Submitted by Broom on Wed, 2009-07-15 07:53
A researcher believes a site in Connecticut is an early Christian church, built by Byzantine monks who fled from North Africa during the 5th Century, in the wake of the Vandal invasions.
Submitted by Milica on Thu, 2009-07-02 10:15
Experts at the site of colonial Jamestown are trying to puzzle out the inscriptions on a slate tablet found at the bottom of the town's first well. Among drawings and other markings, the tablet is inscribed with the words "A minion of the finest sorte." (photo)
Submitted by Milica on Sat, 2009-06-20 17:18
Canadian archaeologists are thrilled by the discovery of the remains of a medieval structure, which they believe may be Norse in origin, near Nunavut on southern Baffin Island. If true, this will be only the second Viking structure found in the New World.
Submitted by Milica on Mon, 2009-05-18 13:57
In the last exhibit of a series on emperors, the British Museum will present Moctezuma: Aztec Ruler which reveals elements of the mysterious life of the last emperor of the Aztecs. The exhibition will run 24 September 2009 to 24 January 2010. (photos)
Submitted by Milica on Sun, 2009-05-03 16:45
A recently discovered large collection of glass beads dating to the 17th century proves that global trade had reached the shores of North America.

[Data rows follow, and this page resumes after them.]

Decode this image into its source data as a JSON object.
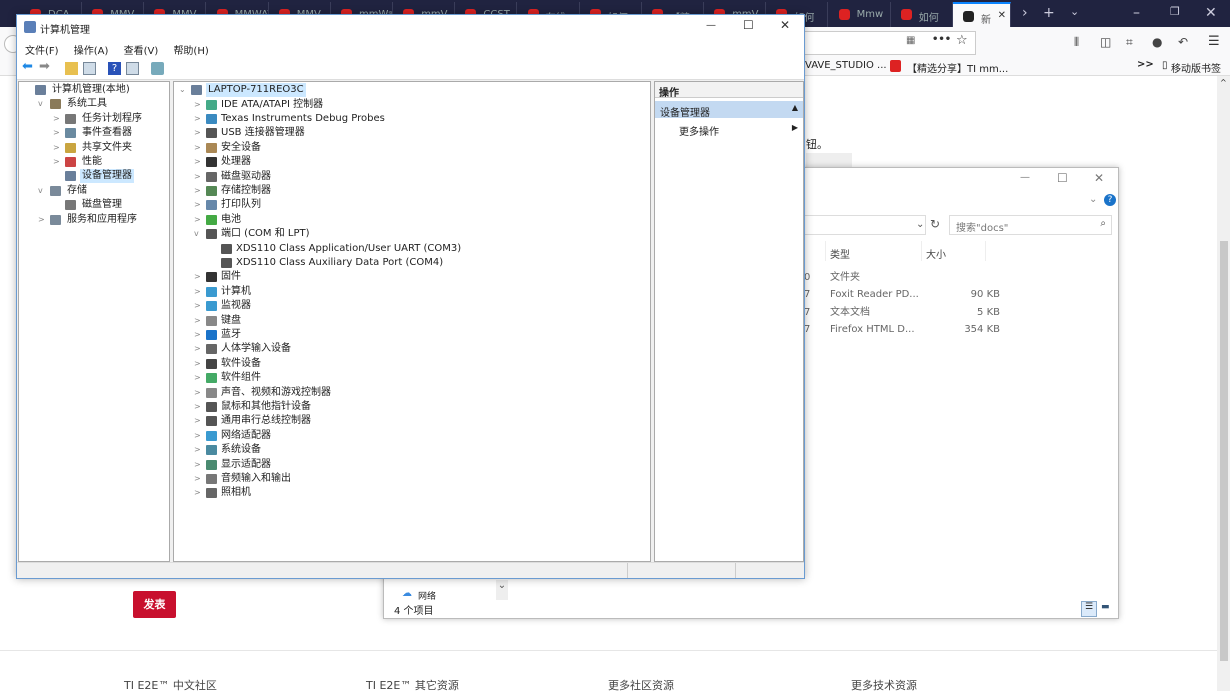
{
  "browser": {
    "tabs": [
      "DCA",
      "MMV",
      "MMV",
      "MMWAV",
      "MMV",
      "mmWav",
      "mmV",
      "CCST",
      "在线",
      "如何",
      "【精",
      "mmV",
      "如何",
      "Mmw",
      "如何",
      "新"
    ],
    "active_tab_index": 15,
    "bookmarks": [
      "VAVE_STUDIO ...",
      "【精选分享】TI mm..."
    ],
    "mobile_bookmarks": "移动版书签",
    "overflow": ">>"
  },
  "page": {
    "partial_text": "钮。",
    "post_button": "发表",
    "footer": [
      "TI E2E™ 中文社区",
      "TI E2E™ 其它资源",
      "更多社区资源",
      "更多技术资源"
    ]
  },
  "explorer": {
    "search_placeholder": "搜索\"docs\"",
    "columns": [
      "类型",
      "大小"
    ],
    "rows": [
      {
        "date_tail": "0",
        "type": "文件夹",
        "size": ""
      },
      {
        "date_tail": "7",
        "type": "Foxit Reader PD...",
        "size": "90 KB"
      },
      {
        "date_tail": "7",
        "type": "文本文档",
        "size": "5 KB"
      },
      {
        "date_tail": "7",
        "type": "Firefox HTML D...",
        "size": "354 KB"
      }
    ],
    "nav_item": "网络",
    "status": "4 个项目"
  },
  "cm": {
    "title": "计算机管理",
    "menu": [
      "文件(F)",
      "操作(A)",
      "查看(V)",
      "帮助(H)"
    ],
    "tree": [
      {
        "label": "计算机管理(本地)",
        "level": 0,
        "exp": ""
      },
      {
        "label": "系统工具",
        "level": 1,
        "exp": "v"
      },
      {
        "label": "任务计划程序",
        "level": 2,
        "exp": ">"
      },
      {
        "label": "事件查看器",
        "level": 2,
        "exp": ">"
      },
      {
        "label": "共享文件夹",
        "level": 2,
        "exp": ">"
      },
      {
        "label": "性能",
        "level": 2,
        "exp": ">"
      },
      {
        "label": "设备管理器",
        "level": 2,
        "exp": "",
        "selected": true
      },
      {
        "label": "存储",
        "level": 1,
        "exp": "v"
      },
      {
        "label": "磁盘管理",
        "level": 2,
        "exp": ""
      },
      {
        "label": "服务和应用程序",
        "level": 1,
        "exp": ">"
      }
    ],
    "computer": "LAPTOP-711REO3C",
    "devices": [
      {
        "label": "IDE ATA/ATAPI 控制器",
        "level": 1,
        "exp": ">"
      },
      {
        "label": "Texas Instruments Debug Probes",
        "level": 1,
        "exp": ">"
      },
      {
        "label": "USB 连接器管理器",
        "level": 1,
        "exp": ">"
      },
      {
        "label": "安全设备",
        "level": 1,
        "exp": ">"
      },
      {
        "label": "处理器",
        "level": 1,
        "exp": ">"
      },
      {
        "label": "磁盘驱动器",
        "level": 1,
        "exp": ">"
      },
      {
        "label": "存储控制器",
        "level": 1,
        "exp": ">"
      },
      {
        "label": "打印队列",
        "level": 1,
        "exp": ">"
      },
      {
        "label": "电池",
        "level": 1,
        "exp": ">"
      },
      {
        "label": "端口 (COM 和 LPT)",
        "level": 1,
        "exp": "v"
      },
      {
        "label": "XDS110 Class Application/User UART (COM3)",
        "level": 2,
        "exp": ""
      },
      {
        "label": "XDS110 Class Auxiliary Data Port (COM4)",
        "level": 2,
        "exp": ""
      },
      {
        "label": "固件",
        "level": 1,
        "exp": ">"
      },
      {
        "label": "计算机",
        "level": 1,
        "exp": ">"
      },
      {
        "label": "监视器",
        "level": 1,
        "exp": ">"
      },
      {
        "label": "键盘",
        "level": 1,
        "exp": ">"
      },
      {
        "label": "蓝牙",
        "level": 1,
        "exp": ">"
      },
      {
        "label": "人体学输入设备",
        "level": 1,
        "exp": ">"
      },
      {
        "label": "软件设备",
        "level": 1,
        "exp": ">"
      },
      {
        "label": "软件组件",
        "level": 1,
        "exp": ">"
      },
      {
        "label": "声音、视频和游戏控制器",
        "level": 1,
        "exp": ">"
      },
      {
        "label": "鼠标和其他指针设备",
        "level": 1,
        "exp": ">"
      },
      {
        "label": "通用串行总线控制器",
        "level": 1,
        "exp": ">"
      },
      {
        "label": "网络适配器",
        "level": 1,
        "exp": ">"
      },
      {
        "label": "系统设备",
        "level": 1,
        "exp": ">"
      },
      {
        "label": "显示适配器",
        "level": 1,
        "exp": ">"
      },
      {
        "label": "音频输入和输出",
        "level": 1,
        "exp": ">"
      },
      {
        "label": "照相机",
        "level": 1,
        "exp": ">"
      }
    ],
    "actions": {
      "header": "操作",
      "section": "设备管理器",
      "more": "更多操作"
    }
  }
}
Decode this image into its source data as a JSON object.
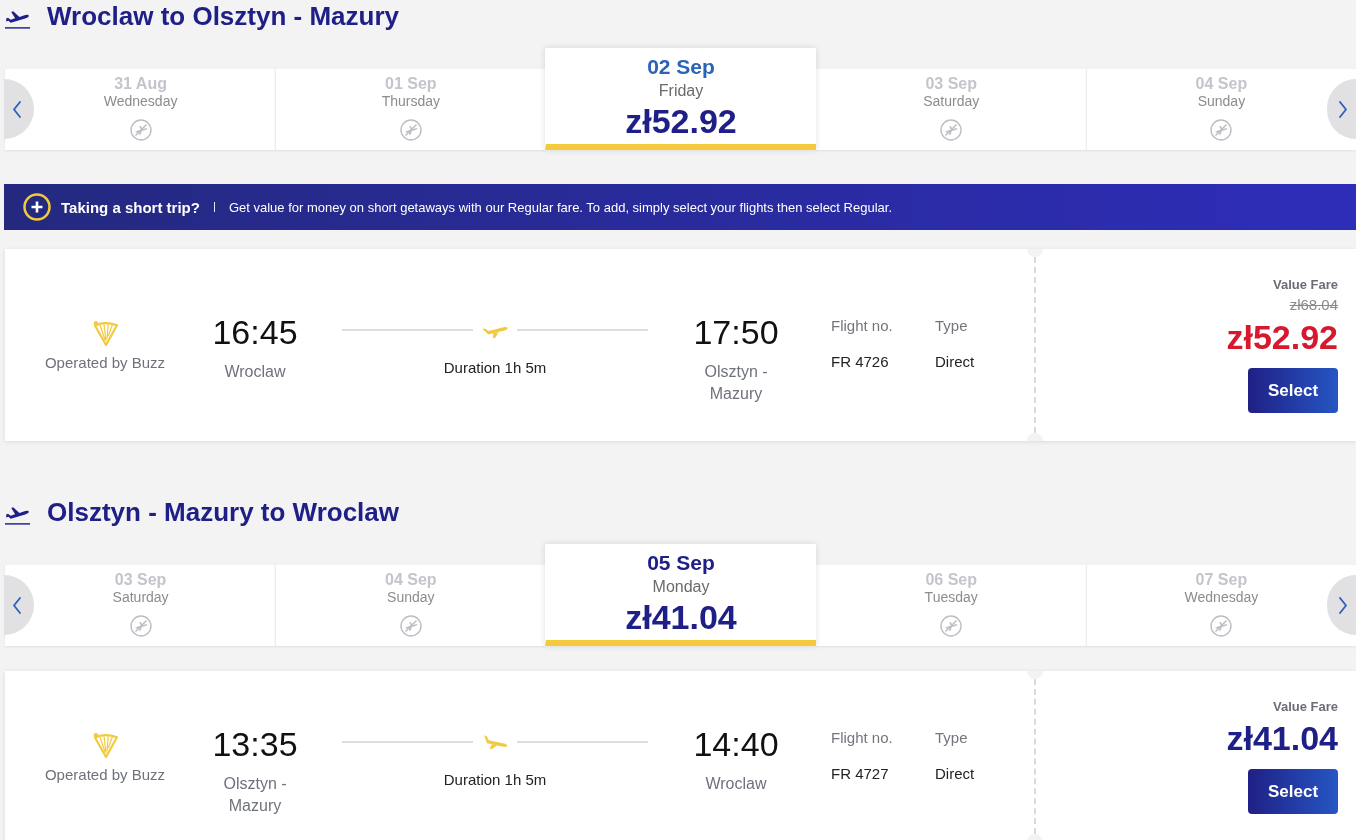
{
  "sections": [
    {
      "title": "Wroclaw to Olsztyn - Mazury",
      "dates": [
        {
          "date": "31 Aug",
          "weekday": "Wednesday",
          "selected": false,
          "hovered": false
        },
        {
          "date": "01 Sep",
          "weekday": "Thursday",
          "selected": false,
          "hovered": false
        },
        {
          "date": "02 Sep",
          "weekday": "Friday",
          "price": "zł52.92",
          "selected": true,
          "hovered": true
        },
        {
          "date": "03 Sep",
          "weekday": "Saturday",
          "selected": false,
          "hovered": false
        },
        {
          "date": "04 Sep",
          "weekday": "Sunday",
          "selected": false,
          "hovered": false
        }
      ],
      "banner": {
        "title": "Taking a short trip?",
        "text": "Get value for money on short getaways with our Regular fare. To add, simply select your flights then select Regular."
      },
      "flight": {
        "operator": "Operated by Buzz",
        "departure_time": "16:45",
        "departure_city": "Wroclaw",
        "duration": "Duration 1h 5m",
        "arrival_time": "17:50",
        "arrival_city": "Olsztyn - Mazury",
        "flight_no_label": "Flight no.",
        "flight_no": "FR 4726",
        "type_label": "Type",
        "type": "Direct",
        "fare_name": "Value Fare",
        "old_price": "zł68.04",
        "price": "zł52.92",
        "discounted": true,
        "button": "Select"
      }
    },
    {
      "title": "Olsztyn - Mazury to Wroclaw",
      "dates": [
        {
          "date": "03 Sep",
          "weekday": "Saturday",
          "selected": false,
          "hovered": false
        },
        {
          "date": "04 Sep",
          "weekday": "Sunday",
          "selected": false,
          "hovered": false
        },
        {
          "date": "05 Sep",
          "weekday": "Monday",
          "price": "zł41.04",
          "selected": true,
          "hovered": false
        },
        {
          "date": "06 Sep",
          "weekday": "Tuesday",
          "selected": false,
          "hovered": false
        },
        {
          "date": "07 Sep",
          "weekday": "Wednesday",
          "selected": false,
          "hovered": false
        }
      ],
      "flight": {
        "operator": "Operated by Buzz",
        "departure_time": "13:35",
        "departure_city": "Olsztyn - Mazury",
        "duration": "Duration 1h 5m",
        "arrival_time": "14:40",
        "arrival_city": "Wroclaw",
        "flight_no_label": "Flight no.",
        "flight_no": "FR 4727",
        "type_label": "Type",
        "type": "Direct",
        "fare_name": "Value Fare",
        "price": "zł41.04",
        "discounted": false,
        "button": "Select"
      }
    }
  ]
}
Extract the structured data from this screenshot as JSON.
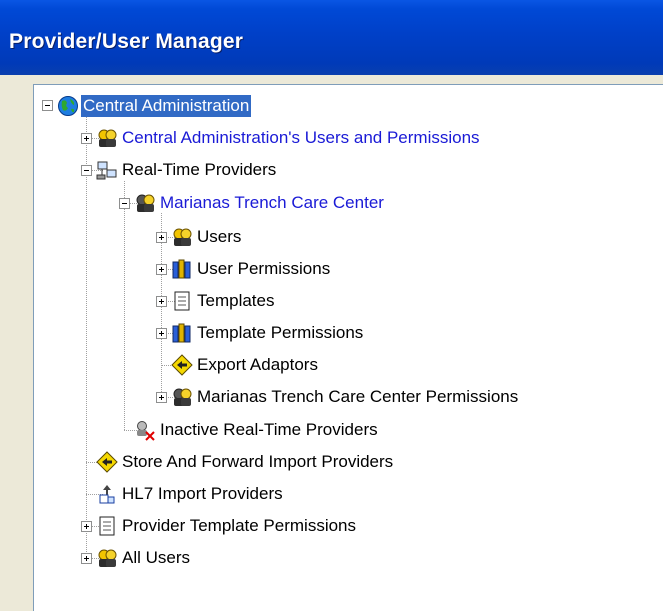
{
  "window": {
    "title": "Provider/User Manager"
  },
  "tree": {
    "root": {
      "label": "Central Administration"
    },
    "ca_users": {
      "label": "Central Administration's Users and Permissions"
    },
    "realtime": {
      "label": "Real-Time Providers"
    },
    "marianas": {
      "label": "Marianas Trench Care Center"
    },
    "users": {
      "label": "Users"
    },
    "user_permissions": {
      "label": "User Permissions"
    },
    "templates": {
      "label": "Templates"
    },
    "template_permissions": {
      "label": "Template Permissions"
    },
    "export_adaptors": {
      "label": "Export Adaptors"
    },
    "mtcc_permissions": {
      "label": "Marianas Trench Care Center Permissions"
    },
    "inactive": {
      "label": "Inactive Real-Time Providers"
    },
    "store_forward": {
      "label": "Store And Forward Import Providers"
    },
    "hl7": {
      "label": "HL7 Import Providers"
    },
    "provider_template_permissions": {
      "label": "Provider Template Permissions"
    },
    "all_users": {
      "label": "All Users"
    }
  },
  "colors": {
    "selection": "#316ac5",
    "link_blue": "#1a1ad6",
    "titlebar": "#0040c8"
  }
}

The 70,000 beads, which included Venetian, Dutch, French and Chinese glass beads, were found at an excavation at the Santa Catalina de Guale Mission. (photo)
Submitted by Milica on Tue, 2009-04-21 15:43
In commemoration of the Henry Hudson's 400th discovery of the City of New Amsterdam, the Museum of the City of New York will present “Amsterdam/New Amsterdam: The Worlds of Henry Hudson,” an exhibition of 275 artifacts housed in a replica of the hull of Henry's triple-masted ship. The exhibit runs through September 2009.
Submitted by Milica on Wed, 2009-03-25 14:26
Severed Ways: The Norse Discovery of America, a 2007 film written and directed by Tony Stone, tells the story of two Norsemen stranded in North America in the year 1007 who are forced to survive by their wits.
Submitted by Milica on Fri, 2009-02-20 08:04
Out of our time period, but a sad commentary on the financial crisis in the United States: Delaware County's Darby Free Library (Pennsylvania) is one of eleven libraries destined to close their doors due to lack of funding. The library "is believed to be the oldest continuously operating public library in America."
Submitted by AEschwynne on Tue, 2009-02-10 15:38
Chocolate was drunk in North America as early as 1000 C.E., according to an article posted at LiveScience magazine online. The article describes cacoa residue found inside carved cylinder tubes in northern New Mexico.
Submitted by Milica on Sun, 2009-02-08 12:17
A fall 2008 Civil War re-enactment in Virginia went terribly wrong when a Yankee cavalryman from New York was shot and wounded by a .44-caliber ball from an 1860 Army Colt pistol.
Submitted by AEschwynne on Thu, 2009-02-05 11:20
Residue from a chemical only known in chocolate has been found on pottery shards dating back to between 1400 to 900 BC in Central America, according to an article at LiveScience magazine online.
Submitted by armor777 on Tue, 2009-01-27 12:10
ELAD's provides handcrafted, leather armor for LARP, SCA, Renaissance and Medieval Festivals. They offer a wide selection of breastplates, helmets, bracers, gauntlets, spaulders, greaves, and more. Custom leather armor design is available as well.